During the talk and Q&A period afterwards, Mr. Dionne discussed what he considers to be a bleak future for right-wing American politics, while also respecting parts of that movement. He used the rise of presumptive Republican presidential nominee Donald Trump to illustrate a fractured conservative political party.

Hebrew Center was packed for Mr. Dionne's talk. — Mark Lovewell

“Ever since the world wars, conservative politicians have had to make a series of promises that they couldn’t possibly keep,” he said, referencing his book Why the Right Went Wrong as a centerpiece for discussion.

According to Mr. Dionne, Republican promises of ending “big” government and reversing cultural changes of the 1960s doomed the political party. He said this created a radicalized candidate in the form of Donald Trump. But he doesn’t think Mr. Trump will win the presidency, though.

“Donald Trump is not going to be the next president of the United States,” he said emphatically.

An overwhelming lack of support from Republican women and minority voters strikes a fatal blow to Mr. Trump’s campaign, Mr. Dionne said. The journalist blamed the other GOP Presidential candidates for Mr. Trump’s nomination.

“They allowed him to rise,” he said. “These candidates spent more time going after each other than after Donald Trump before it was too late.”

A round of applause erupted when Mr. Dionne began shifting blame onto the media.

“I think it’s true that they were not noticing as much as they should, the extraordinary attention Mr. Trump was receiving from the media,” he said in reference to the other Republican candidates. “The media, by giving Mr. Trump this degree of coverage, I think disadvantaged other Republicans in the race.”

The journalist engaged his audience throughout the evening, ending his talk early for an open discussion.

During the Q&A session, the audience addressed topics ranging from last week’s Dallas shootings to the recent Hillary Clinton email investigation. MV Hebrew Center rabbi Caryn Broitman applauded the talk, specifically Mr. Dionne’s respect for the conservative political movement despite his opposition to it.

“I think that kind of conversation in America is really important,” she said. “It’s really important for us to listen to each other. It doesn’t mean we have to give up our convictions.”

The Summer Institute continues next Thursday, July 21, with guest speakers Karen Freeman-Wilson and Stephen Henderson. Ms. Freeman-Wilson represents Indiana’s first African American women mayor while Mr. Henderson won the Pulitzer Prize as correspondent for the Detroit Free Press.

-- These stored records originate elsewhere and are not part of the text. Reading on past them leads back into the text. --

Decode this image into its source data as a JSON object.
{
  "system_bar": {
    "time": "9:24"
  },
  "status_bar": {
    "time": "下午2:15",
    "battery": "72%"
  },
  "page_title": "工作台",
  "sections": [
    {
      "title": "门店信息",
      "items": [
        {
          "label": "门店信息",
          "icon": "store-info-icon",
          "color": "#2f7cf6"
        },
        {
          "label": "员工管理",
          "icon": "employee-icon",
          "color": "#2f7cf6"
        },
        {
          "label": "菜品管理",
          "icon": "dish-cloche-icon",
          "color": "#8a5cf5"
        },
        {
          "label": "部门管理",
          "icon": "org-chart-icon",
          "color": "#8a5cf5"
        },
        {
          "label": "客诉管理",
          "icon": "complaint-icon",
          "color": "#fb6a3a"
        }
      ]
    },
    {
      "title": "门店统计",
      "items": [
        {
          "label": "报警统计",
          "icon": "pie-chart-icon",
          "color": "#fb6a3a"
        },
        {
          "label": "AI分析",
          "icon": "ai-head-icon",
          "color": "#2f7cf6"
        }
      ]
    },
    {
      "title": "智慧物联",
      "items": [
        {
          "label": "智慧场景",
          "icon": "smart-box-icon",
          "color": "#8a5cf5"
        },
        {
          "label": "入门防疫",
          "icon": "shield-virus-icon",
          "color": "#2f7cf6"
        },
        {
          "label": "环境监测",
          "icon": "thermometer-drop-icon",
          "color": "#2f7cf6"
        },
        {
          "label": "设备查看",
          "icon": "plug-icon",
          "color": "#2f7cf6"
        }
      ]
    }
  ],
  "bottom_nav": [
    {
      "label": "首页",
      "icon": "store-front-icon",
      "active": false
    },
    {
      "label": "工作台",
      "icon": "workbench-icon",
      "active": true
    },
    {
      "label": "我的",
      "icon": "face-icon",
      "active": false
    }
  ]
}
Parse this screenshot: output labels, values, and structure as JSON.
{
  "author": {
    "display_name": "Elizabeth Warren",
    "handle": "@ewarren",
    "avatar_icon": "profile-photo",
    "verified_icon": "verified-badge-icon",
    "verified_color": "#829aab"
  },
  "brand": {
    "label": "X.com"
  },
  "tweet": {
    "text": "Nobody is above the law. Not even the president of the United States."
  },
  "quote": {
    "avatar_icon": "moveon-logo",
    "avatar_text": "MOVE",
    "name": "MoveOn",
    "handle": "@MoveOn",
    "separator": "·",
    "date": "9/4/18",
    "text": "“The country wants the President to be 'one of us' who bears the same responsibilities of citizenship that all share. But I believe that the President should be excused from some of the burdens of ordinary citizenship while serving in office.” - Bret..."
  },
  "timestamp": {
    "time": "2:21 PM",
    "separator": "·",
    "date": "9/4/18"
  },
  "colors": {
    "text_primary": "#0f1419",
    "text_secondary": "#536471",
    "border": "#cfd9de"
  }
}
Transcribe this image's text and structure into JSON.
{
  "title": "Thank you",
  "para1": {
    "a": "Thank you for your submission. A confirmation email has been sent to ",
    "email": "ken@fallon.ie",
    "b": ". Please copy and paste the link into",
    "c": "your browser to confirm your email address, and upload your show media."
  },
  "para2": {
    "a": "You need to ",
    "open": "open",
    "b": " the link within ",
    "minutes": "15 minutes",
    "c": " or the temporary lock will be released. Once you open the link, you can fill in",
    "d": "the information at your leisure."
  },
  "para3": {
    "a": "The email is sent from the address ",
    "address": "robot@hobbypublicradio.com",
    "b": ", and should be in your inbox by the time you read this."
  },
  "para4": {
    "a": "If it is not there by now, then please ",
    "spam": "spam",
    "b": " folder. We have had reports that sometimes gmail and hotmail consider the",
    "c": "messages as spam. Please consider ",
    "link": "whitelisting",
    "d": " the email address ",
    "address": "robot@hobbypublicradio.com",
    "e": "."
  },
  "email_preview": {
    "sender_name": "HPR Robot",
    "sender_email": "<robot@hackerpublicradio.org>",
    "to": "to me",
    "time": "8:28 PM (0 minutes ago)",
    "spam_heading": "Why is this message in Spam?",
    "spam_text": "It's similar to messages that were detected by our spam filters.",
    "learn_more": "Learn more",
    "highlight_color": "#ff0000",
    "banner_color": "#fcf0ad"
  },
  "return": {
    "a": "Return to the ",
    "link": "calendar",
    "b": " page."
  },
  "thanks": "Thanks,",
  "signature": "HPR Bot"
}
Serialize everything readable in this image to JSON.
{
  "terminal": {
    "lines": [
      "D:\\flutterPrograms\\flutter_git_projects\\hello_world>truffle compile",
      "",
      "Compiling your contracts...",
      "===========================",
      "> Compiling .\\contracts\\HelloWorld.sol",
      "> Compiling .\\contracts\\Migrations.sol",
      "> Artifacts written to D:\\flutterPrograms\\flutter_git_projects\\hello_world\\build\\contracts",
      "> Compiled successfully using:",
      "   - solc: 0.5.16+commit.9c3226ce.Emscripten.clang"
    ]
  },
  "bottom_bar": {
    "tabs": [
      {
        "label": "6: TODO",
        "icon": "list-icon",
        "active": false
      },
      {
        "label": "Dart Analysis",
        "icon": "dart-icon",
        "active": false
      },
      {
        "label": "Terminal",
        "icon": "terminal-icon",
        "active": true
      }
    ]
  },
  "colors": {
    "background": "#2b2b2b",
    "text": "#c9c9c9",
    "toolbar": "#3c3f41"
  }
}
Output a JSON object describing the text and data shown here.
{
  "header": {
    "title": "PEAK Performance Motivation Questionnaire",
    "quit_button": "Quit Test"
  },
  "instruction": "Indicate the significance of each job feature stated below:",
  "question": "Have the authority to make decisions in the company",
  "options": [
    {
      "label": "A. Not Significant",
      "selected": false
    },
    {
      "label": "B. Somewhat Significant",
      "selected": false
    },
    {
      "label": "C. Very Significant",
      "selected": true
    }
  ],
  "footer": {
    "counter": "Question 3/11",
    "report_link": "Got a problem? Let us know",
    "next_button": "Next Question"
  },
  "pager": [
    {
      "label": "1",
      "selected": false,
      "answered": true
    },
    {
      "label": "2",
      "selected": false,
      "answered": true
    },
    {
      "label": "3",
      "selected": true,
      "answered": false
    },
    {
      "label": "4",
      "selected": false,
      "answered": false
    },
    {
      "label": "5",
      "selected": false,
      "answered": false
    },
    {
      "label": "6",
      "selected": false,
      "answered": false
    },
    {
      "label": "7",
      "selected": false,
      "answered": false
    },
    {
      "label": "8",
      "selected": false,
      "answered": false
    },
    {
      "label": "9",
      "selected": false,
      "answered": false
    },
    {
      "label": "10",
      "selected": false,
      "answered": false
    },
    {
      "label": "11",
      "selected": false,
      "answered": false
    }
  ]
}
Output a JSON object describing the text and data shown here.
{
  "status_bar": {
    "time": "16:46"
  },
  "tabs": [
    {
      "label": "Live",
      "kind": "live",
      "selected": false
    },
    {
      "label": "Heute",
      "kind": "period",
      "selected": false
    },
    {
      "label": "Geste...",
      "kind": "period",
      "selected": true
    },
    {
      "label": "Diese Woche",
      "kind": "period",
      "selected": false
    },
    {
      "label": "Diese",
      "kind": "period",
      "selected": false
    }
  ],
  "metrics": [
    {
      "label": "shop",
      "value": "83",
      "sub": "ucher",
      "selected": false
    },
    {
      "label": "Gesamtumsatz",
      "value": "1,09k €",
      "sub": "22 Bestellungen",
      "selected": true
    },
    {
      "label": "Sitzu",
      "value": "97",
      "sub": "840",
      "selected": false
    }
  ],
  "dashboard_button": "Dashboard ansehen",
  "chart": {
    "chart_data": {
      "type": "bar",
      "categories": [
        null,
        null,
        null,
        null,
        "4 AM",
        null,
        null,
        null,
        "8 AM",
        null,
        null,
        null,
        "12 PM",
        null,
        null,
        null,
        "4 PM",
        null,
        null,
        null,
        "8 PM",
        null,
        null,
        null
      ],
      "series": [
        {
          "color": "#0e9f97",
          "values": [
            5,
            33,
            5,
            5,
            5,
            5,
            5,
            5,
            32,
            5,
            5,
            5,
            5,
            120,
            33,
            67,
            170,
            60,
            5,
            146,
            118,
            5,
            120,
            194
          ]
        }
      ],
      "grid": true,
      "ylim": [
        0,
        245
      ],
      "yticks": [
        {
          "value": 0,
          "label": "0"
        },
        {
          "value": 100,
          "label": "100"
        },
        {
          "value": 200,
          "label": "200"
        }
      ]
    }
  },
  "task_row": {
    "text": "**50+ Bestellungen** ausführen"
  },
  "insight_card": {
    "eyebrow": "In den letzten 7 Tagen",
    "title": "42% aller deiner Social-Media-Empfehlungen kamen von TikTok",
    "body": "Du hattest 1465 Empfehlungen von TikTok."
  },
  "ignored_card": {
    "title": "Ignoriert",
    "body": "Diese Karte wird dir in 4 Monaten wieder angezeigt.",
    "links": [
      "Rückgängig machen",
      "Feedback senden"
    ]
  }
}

The series continues each Thursday throughout the summer, from 7:30 to 9 p.m.

For a full list of summer institute speakers, visit mvsummerinstitute.com.